### Entries supplied
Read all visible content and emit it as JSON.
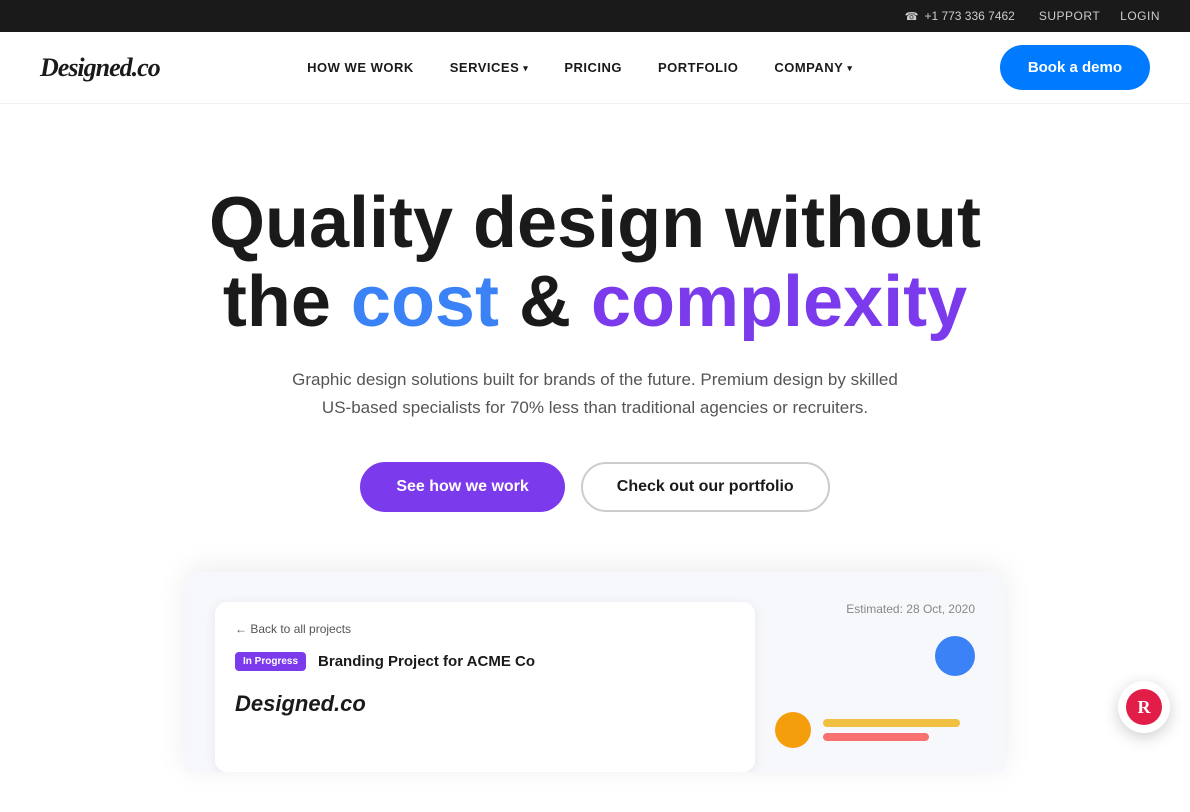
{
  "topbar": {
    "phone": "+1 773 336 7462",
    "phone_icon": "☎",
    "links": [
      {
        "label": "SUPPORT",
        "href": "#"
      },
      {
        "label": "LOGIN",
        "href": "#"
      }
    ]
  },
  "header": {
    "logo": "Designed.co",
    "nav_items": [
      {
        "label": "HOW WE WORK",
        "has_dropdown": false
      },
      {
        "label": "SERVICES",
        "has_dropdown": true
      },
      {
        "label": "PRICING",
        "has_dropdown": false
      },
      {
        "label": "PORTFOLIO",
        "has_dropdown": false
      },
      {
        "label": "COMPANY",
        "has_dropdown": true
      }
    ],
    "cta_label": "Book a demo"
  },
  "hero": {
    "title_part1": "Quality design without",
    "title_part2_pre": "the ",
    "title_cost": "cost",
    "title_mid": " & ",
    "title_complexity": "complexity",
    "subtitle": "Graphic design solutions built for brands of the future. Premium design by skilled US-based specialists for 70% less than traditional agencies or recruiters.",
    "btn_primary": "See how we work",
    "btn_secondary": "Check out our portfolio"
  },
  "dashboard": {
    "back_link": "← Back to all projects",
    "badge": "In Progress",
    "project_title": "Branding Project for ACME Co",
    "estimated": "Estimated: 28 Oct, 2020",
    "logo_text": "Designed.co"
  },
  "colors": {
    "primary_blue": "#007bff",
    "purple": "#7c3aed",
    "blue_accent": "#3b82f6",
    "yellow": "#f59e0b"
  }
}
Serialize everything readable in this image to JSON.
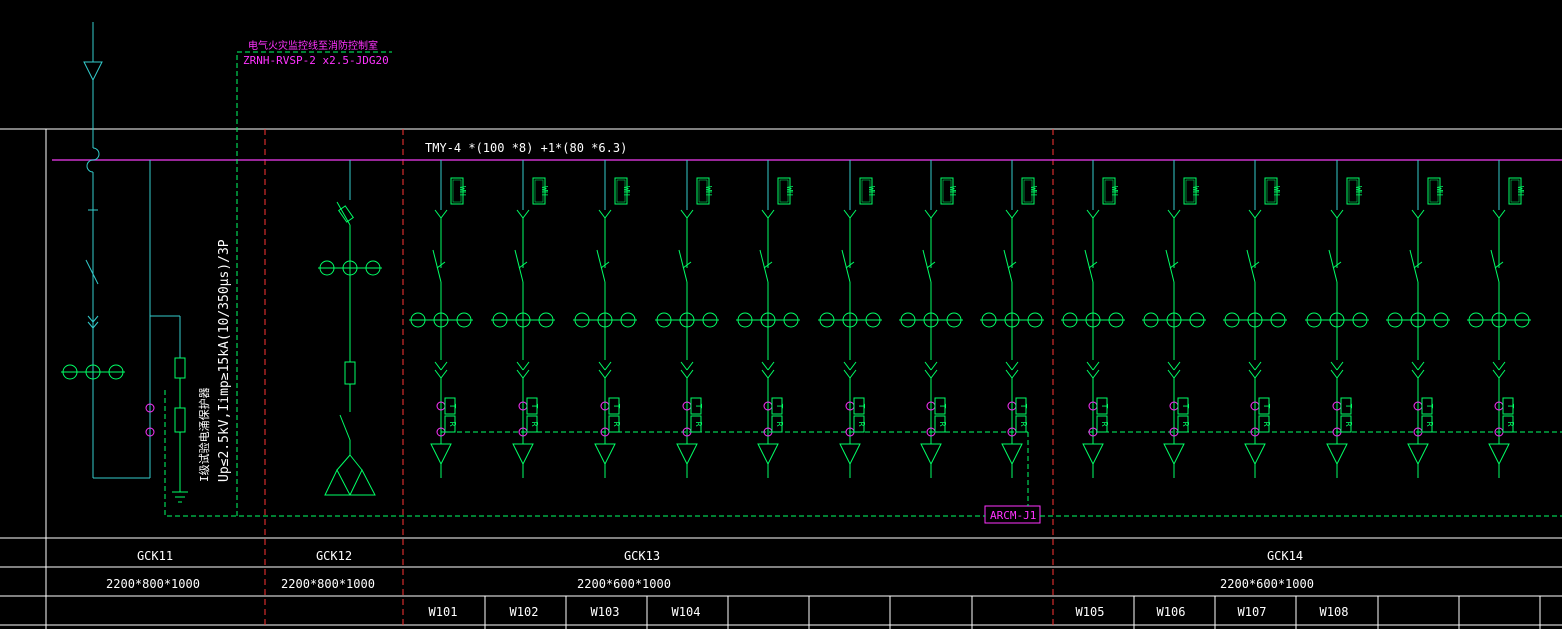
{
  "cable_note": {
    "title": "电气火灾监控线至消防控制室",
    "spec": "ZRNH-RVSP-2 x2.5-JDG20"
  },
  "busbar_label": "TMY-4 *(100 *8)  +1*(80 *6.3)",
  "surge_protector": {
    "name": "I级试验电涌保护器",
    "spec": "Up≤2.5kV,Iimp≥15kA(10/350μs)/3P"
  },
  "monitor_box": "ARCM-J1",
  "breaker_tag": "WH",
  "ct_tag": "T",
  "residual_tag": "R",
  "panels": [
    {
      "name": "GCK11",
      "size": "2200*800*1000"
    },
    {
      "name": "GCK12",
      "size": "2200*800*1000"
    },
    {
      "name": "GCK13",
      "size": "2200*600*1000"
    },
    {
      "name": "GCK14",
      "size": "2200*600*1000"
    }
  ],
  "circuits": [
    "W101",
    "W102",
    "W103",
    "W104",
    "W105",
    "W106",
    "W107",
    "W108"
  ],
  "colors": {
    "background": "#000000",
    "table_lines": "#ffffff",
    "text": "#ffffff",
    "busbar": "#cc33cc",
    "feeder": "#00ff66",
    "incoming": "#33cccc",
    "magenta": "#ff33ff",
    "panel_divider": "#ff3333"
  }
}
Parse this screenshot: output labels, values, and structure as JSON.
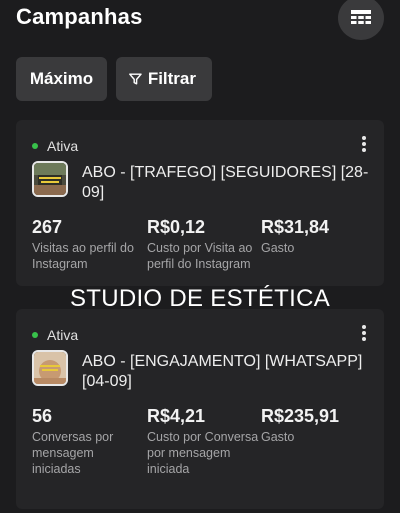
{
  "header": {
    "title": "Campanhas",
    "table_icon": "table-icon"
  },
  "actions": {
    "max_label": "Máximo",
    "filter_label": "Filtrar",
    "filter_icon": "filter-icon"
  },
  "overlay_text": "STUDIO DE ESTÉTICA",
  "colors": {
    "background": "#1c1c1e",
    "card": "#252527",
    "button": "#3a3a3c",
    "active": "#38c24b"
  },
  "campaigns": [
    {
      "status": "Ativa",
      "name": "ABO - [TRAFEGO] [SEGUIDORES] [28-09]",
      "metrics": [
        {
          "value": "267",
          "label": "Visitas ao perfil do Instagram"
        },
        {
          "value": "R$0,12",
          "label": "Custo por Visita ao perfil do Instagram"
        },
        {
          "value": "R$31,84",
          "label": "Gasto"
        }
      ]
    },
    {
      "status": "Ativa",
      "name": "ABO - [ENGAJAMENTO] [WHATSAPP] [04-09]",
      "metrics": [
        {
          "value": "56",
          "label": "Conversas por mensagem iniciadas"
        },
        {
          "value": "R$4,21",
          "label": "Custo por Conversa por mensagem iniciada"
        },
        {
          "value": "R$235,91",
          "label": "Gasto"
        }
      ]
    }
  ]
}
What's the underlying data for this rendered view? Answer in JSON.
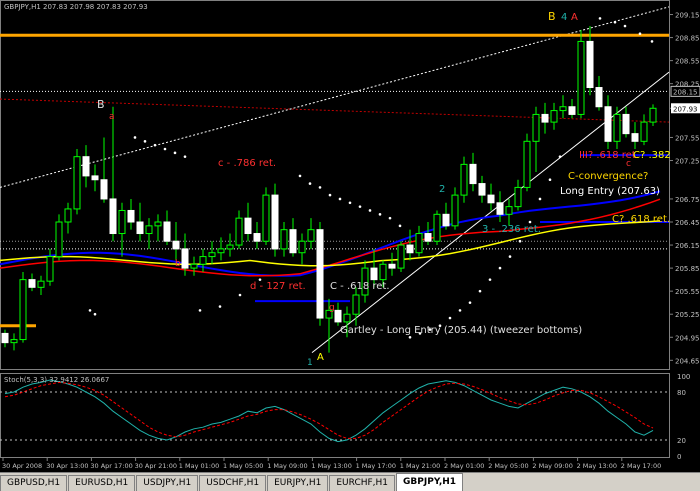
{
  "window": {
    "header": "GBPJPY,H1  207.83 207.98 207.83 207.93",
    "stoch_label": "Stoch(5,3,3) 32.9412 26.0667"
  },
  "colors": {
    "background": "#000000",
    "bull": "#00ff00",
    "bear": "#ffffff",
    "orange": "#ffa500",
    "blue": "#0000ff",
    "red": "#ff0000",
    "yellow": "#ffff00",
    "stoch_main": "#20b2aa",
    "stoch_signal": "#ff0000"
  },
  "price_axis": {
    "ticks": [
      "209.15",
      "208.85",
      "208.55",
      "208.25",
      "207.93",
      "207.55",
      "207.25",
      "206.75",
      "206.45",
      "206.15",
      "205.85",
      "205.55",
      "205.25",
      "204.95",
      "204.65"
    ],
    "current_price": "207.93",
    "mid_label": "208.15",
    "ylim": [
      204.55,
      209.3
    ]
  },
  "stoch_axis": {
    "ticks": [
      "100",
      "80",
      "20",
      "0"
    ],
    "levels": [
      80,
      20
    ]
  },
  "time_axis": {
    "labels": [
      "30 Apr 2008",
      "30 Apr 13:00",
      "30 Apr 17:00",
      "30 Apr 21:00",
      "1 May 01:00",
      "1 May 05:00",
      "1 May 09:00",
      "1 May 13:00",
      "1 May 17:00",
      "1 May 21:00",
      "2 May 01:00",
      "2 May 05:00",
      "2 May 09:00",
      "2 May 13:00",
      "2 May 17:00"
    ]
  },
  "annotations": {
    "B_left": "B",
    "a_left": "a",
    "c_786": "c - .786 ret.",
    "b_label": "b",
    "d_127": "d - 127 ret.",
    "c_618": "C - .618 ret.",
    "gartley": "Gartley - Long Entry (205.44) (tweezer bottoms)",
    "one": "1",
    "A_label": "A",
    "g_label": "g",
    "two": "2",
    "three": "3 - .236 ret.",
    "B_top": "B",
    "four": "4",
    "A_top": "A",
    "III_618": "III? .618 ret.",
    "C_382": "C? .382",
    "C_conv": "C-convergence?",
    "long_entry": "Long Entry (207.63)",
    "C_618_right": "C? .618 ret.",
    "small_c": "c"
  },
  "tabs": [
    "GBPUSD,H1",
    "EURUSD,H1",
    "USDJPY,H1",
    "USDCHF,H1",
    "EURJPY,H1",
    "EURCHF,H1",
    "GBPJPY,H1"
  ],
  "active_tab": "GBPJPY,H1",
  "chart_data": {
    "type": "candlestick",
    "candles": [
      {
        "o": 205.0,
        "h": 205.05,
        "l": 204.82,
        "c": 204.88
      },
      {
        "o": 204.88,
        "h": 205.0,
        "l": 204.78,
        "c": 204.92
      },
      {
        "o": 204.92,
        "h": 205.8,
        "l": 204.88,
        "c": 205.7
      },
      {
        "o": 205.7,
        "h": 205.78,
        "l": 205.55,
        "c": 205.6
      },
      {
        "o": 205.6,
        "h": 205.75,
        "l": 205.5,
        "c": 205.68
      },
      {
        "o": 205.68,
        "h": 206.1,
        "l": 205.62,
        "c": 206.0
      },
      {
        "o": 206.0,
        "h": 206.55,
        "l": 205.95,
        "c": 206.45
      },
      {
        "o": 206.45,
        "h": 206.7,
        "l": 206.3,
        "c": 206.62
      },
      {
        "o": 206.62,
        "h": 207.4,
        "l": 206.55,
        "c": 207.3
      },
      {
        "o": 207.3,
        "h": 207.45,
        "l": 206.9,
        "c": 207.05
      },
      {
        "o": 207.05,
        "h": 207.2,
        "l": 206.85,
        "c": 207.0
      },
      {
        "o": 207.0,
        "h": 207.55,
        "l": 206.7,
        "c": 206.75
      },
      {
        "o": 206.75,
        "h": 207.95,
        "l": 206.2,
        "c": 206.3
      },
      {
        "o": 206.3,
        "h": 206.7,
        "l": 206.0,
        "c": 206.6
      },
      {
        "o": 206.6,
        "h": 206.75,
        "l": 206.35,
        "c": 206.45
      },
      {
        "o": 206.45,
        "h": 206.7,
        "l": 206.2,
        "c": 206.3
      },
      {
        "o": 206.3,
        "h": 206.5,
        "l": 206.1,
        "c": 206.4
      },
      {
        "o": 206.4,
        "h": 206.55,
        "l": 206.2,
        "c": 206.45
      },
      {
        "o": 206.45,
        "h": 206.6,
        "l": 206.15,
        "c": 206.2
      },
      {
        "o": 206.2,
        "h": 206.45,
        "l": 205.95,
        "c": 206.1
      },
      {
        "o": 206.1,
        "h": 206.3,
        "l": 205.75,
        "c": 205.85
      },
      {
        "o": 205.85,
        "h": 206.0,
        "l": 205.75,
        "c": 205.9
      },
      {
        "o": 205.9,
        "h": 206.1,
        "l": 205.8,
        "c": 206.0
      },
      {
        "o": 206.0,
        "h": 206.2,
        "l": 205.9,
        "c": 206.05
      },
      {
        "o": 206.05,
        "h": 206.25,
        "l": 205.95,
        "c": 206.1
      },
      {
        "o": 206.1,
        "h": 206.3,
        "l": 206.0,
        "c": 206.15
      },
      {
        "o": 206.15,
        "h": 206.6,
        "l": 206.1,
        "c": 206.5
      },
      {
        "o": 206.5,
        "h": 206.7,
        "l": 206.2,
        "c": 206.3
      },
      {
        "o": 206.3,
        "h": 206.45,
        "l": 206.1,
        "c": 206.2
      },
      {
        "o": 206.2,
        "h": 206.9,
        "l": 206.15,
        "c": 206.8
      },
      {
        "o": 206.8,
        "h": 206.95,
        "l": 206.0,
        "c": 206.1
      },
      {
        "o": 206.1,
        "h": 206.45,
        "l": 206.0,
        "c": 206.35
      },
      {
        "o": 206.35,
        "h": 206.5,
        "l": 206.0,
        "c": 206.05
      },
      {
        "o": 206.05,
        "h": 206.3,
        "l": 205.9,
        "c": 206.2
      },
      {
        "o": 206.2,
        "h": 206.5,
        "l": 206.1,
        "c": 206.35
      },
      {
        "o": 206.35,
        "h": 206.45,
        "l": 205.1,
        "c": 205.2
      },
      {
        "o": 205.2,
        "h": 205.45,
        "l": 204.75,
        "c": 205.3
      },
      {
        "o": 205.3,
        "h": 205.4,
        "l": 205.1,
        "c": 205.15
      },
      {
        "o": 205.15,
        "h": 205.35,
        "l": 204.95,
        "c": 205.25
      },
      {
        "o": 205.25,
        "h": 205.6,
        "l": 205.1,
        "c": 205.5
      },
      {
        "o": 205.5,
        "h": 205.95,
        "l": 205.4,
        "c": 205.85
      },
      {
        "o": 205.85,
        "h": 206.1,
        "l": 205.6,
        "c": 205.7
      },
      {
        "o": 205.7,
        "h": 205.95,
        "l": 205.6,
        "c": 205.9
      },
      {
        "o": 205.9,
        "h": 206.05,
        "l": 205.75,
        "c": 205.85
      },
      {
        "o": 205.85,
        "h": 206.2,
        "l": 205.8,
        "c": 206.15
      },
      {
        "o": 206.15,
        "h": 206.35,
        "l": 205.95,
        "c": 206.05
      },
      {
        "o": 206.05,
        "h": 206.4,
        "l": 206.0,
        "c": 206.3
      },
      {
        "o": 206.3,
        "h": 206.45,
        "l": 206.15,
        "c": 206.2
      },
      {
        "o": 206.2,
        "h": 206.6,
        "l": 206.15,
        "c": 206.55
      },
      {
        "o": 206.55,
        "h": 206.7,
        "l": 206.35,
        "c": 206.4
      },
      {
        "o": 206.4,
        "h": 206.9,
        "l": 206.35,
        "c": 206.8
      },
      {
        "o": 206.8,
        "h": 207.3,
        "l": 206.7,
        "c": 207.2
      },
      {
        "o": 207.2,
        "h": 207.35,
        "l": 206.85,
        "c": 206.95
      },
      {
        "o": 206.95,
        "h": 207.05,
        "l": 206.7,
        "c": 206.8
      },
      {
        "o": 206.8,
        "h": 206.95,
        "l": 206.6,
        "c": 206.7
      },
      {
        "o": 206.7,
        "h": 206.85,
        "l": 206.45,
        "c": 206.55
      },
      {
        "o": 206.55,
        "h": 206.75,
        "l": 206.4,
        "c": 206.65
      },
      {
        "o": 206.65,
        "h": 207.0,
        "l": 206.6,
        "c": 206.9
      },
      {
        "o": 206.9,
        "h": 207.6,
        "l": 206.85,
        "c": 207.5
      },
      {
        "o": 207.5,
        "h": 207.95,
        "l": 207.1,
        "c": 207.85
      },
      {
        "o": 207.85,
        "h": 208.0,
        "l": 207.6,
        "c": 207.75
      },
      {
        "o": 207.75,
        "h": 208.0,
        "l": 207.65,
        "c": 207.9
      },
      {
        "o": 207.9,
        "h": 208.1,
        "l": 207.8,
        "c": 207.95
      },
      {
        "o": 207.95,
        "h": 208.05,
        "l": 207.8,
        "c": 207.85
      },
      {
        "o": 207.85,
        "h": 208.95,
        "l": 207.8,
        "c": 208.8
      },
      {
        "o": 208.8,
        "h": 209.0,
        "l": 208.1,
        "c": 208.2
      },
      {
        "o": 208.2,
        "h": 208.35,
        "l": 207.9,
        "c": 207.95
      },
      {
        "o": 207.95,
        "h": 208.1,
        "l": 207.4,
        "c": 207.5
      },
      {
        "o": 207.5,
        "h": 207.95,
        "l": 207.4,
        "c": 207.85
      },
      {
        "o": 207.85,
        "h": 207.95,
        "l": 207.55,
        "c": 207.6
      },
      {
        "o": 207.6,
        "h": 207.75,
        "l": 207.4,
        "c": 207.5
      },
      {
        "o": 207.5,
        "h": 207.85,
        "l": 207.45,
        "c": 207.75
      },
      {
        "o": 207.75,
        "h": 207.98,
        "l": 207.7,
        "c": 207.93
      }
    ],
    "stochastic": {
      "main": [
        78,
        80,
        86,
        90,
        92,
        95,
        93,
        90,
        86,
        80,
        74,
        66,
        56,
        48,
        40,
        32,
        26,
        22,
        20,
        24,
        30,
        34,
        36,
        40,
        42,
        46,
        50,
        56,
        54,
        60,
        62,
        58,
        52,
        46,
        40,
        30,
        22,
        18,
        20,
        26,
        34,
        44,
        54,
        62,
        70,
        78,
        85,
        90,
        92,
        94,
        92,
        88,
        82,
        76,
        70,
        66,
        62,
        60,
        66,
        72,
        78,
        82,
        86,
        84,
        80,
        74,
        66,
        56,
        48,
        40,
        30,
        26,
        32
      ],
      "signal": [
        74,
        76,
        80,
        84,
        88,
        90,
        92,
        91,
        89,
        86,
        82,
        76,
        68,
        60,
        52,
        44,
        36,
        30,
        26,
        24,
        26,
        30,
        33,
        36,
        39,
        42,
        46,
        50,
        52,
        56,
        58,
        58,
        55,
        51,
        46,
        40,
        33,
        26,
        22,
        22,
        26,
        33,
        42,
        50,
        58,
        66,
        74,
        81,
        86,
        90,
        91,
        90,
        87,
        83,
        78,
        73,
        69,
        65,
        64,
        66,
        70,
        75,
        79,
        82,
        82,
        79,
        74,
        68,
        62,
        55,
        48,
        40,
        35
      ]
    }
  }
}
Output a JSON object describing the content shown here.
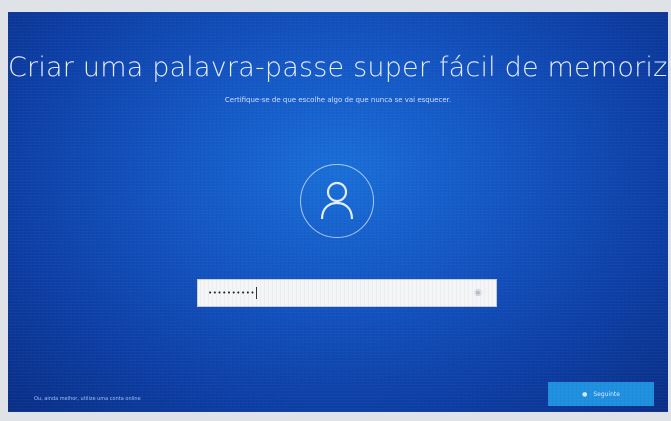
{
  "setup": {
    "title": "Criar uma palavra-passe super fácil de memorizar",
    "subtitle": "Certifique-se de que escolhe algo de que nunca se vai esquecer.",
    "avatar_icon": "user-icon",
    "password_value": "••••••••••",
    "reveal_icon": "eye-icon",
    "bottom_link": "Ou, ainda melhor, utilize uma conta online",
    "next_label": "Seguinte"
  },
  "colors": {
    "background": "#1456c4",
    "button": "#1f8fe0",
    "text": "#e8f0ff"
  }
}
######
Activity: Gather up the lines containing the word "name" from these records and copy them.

Output for this exercise:
    "name": "I级试验电涌保护器",
      "name": "GCK11",
      "name": "GCK12",
      "name": "GCK13",
      "name": "GCK14",
      "name": "ABO - [TRAFEGO] [SEGUIDORES] [28-09]",
      "name": "ABO - [ENGAJAMENTO] [WHATSAPP] [04-09]",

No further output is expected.